=== Requirement ===
Scan the records for the string "selection", then copy each line that has it.

=== Exercise input ===
┌──

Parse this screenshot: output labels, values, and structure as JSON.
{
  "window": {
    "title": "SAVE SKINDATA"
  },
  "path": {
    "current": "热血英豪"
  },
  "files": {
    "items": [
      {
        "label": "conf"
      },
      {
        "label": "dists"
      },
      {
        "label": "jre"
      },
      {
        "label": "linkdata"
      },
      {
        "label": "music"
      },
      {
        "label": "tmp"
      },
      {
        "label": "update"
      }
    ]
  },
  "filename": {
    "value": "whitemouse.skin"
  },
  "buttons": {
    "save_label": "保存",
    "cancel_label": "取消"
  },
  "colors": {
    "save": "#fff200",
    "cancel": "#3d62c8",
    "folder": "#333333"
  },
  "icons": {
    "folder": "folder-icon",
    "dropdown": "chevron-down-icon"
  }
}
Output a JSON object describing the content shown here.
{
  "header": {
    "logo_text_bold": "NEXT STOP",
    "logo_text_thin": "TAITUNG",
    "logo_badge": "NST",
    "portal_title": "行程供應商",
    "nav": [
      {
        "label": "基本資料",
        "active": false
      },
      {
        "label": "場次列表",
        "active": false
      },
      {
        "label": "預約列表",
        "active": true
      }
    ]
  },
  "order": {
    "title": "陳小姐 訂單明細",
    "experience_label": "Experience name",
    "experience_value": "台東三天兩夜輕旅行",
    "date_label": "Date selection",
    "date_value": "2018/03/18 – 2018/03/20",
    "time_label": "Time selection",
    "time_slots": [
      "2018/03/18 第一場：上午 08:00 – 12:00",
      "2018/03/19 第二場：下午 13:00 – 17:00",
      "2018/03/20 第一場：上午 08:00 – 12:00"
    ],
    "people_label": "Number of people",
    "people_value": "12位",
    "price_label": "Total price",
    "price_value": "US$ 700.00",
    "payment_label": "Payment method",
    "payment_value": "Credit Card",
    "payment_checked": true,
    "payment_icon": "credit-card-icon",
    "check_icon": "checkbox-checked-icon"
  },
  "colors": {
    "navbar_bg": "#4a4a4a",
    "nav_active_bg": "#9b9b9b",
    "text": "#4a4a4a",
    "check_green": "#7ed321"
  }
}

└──

=== Exercise result ===
    "date_label": "Date selection",
    "time_label": "Time selection",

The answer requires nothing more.